### What the exercise asks
All lines in the material containing the word "фильтры" need to be copied.

### Available data

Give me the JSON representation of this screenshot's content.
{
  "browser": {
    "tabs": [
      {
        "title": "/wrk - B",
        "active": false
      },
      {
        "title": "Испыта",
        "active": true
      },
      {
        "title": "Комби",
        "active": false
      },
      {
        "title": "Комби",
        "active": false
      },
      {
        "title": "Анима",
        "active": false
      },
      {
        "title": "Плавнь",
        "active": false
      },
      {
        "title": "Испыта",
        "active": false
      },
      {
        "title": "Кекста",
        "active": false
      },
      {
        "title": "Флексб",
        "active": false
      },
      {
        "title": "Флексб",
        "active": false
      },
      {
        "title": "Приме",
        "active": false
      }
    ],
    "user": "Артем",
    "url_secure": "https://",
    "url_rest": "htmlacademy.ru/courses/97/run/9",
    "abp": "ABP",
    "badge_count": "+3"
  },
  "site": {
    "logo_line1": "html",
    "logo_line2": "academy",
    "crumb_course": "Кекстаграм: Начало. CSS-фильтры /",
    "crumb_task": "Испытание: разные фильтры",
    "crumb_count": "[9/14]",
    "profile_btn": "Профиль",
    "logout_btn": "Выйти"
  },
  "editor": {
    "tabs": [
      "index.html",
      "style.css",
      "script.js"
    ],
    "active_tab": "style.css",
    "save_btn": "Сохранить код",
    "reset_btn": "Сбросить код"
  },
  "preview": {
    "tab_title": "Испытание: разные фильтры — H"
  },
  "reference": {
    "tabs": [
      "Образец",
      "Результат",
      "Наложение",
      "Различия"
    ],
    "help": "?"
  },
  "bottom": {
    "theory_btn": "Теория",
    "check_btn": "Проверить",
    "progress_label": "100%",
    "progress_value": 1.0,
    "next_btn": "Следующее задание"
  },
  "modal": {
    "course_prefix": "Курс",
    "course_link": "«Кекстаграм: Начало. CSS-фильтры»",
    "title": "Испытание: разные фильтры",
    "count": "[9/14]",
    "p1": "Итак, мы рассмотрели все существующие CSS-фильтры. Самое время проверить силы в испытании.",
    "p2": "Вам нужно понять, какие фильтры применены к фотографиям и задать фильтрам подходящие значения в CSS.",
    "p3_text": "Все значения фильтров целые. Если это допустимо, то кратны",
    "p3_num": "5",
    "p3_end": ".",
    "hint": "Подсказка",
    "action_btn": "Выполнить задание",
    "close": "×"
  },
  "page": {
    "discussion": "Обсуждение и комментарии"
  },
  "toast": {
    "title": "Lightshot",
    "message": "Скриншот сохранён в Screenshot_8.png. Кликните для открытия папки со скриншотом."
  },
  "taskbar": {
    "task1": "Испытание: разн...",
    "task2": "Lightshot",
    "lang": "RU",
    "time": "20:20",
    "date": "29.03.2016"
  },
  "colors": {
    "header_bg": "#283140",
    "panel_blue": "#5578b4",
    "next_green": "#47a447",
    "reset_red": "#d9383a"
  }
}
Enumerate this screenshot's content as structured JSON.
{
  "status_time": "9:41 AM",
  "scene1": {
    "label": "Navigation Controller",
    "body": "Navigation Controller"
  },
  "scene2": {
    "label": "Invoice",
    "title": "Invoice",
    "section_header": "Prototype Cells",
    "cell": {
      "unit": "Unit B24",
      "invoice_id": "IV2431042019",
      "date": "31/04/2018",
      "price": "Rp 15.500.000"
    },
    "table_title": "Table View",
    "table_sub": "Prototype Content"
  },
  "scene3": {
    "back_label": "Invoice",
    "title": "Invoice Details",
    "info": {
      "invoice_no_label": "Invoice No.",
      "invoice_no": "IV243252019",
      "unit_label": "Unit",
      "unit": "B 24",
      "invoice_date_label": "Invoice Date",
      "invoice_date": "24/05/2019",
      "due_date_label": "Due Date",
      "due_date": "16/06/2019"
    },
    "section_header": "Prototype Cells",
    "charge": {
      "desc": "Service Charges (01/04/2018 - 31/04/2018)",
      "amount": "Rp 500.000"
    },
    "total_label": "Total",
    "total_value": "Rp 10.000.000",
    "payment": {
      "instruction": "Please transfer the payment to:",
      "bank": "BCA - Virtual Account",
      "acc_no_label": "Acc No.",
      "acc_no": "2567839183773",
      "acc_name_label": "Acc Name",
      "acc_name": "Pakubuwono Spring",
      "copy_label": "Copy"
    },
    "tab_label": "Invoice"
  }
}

### Answer to this problem
    "crumb_course": "Кекстаграм: Начало. CSS-фильтры /",
    "crumb_task": "Испытание: разные фильтры",
    "tab_title": "Испытание: разные фильтры — H"
    "course_link": "«Кекстаграм: Начало. CSS-фильтры»",
    "title": "Испытание: разные фильтры",
    "p1": "Итак, мы рассмотрели все существующие CSS-фильтры. Самое время проверить силы в испытании.",
    "p2": "Вам нужно понять, какие фильтры применены к фотографиям и задать фильтрам подходящие значения в CSS.",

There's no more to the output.